What this task involves – Each of the records below must be reproduced exactly.

Excerpts from a dataset:
-- Opening Marker --

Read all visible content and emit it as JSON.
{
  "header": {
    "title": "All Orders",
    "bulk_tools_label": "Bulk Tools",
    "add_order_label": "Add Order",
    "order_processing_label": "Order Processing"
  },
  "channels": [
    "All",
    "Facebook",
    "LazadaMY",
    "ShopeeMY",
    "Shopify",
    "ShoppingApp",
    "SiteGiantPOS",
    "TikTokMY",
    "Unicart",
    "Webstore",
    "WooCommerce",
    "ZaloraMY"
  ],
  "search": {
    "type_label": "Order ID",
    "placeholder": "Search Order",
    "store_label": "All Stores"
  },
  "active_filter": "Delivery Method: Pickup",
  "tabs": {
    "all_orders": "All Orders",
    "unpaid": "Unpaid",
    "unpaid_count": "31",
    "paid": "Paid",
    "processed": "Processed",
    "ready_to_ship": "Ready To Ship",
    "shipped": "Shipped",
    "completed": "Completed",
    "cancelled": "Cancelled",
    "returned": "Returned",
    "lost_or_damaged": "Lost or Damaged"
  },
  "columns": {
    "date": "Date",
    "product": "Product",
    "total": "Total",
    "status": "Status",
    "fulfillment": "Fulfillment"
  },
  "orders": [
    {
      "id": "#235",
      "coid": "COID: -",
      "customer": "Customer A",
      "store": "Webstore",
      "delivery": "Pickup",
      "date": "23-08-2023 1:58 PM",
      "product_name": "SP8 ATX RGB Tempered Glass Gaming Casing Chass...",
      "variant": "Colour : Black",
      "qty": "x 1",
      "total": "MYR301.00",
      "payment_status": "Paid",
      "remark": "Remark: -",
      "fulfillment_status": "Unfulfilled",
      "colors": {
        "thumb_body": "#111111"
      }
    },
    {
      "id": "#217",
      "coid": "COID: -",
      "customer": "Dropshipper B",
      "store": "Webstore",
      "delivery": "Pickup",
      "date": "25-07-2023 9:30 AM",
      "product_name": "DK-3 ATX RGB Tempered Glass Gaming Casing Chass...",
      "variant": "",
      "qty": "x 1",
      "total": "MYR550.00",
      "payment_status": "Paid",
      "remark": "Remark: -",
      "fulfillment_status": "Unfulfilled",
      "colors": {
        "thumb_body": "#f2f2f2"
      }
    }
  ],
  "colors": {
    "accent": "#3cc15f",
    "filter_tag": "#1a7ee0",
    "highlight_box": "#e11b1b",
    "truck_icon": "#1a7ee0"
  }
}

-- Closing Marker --

Exercise answer –
Read all visible content and emit it as JSON.
{
  "header": {
    "title": "All Orders",
    "bulk_tools_label": "Bulk Tools",
    "add_order_label": "Add Order",
    "order_processing_label": "Order Processing"
  },
  "channels": [
    "All",
    "Facebook",
    "LazadaMY",
    "ShopeeMY",
    "Shopify",
    "ShoppingApp",
    "SiteGiantPOS",
    "TikTokMY",
    "Unicart",
    "Webstore",
    "WooCommerce",
    "ZaloraMY"
  ],
  "search": {
    "type_label": "Order ID",
    "placeholder": "Search Order",
    "store_label": "All Stores"
  },
  "active_filter": "Delivery Method: Pickup",
  "tabs": {
    "all_orders": "All Orders",
    "unpaid": "Unpaid",
    "unpaid_count": "31",
    "paid": "Paid",
    "processed": "Processed",
    "ready_to_ship": "Ready To Ship",
    "shipped": "Shipped",
    "completed": "Completed",
    "cancelled": "Cancelled",
    "returned": "Returned",
    "lost_or_damaged": "Lost or Damaged"
  },
  "columns": {
    "date": "Date",
    "product": "Product",
    "total": "Total",
    "status": "Status",
    "fulfillment": "Fulfillment"
  },
  "orders": [
    {
      "id": "#235",
      "coid": "COID: -",
      "customer": "Customer A",
      "store": "Webstore",
      "delivery": "Pickup",
      "date": "23-08-2023 1:58 PM",
      "product_name": "SP8 ATX RGB Tempered Glass Gaming Casing Chass...",
      "variant": "Colour : Black",
      "qty": "x 1",
      "total": "MYR301.00",
      "payment_status": "Paid",
      "remark": "Remark: -",
      "fulfillment_status": "Unfulfilled",
      "colors": {
        "thumb_body": "#111111"
      }
    },
    {
      "id": "#217",
      "coid": "COID: -",
      "customer": "Dropshipper B",
      "store": "Webstore",
      "delivery": "Pickup",
      "date": "25-07-2023 9:30 AM",
      "product_name": "DK-3 ATX RGB Tempered Glass Gaming Casing Chass...",
      "variant": "",
      "qty": "x 1",
      "total": "MYR550.00",
      "payment_status": "Paid",
      "remark": "Remark: -",
      "fulfillment_status": "Unfulfilled",
      "colors": {
        "thumb_body": "#f2f2f2"
      }
    }
  ],
  "colors": {
    "accent": "#3cc15f",
    "filter_tag": "#1a7ee0",
    "highlight_box": "#e11b1b",
    "truck_icon": "#1a7ee0"
  }
}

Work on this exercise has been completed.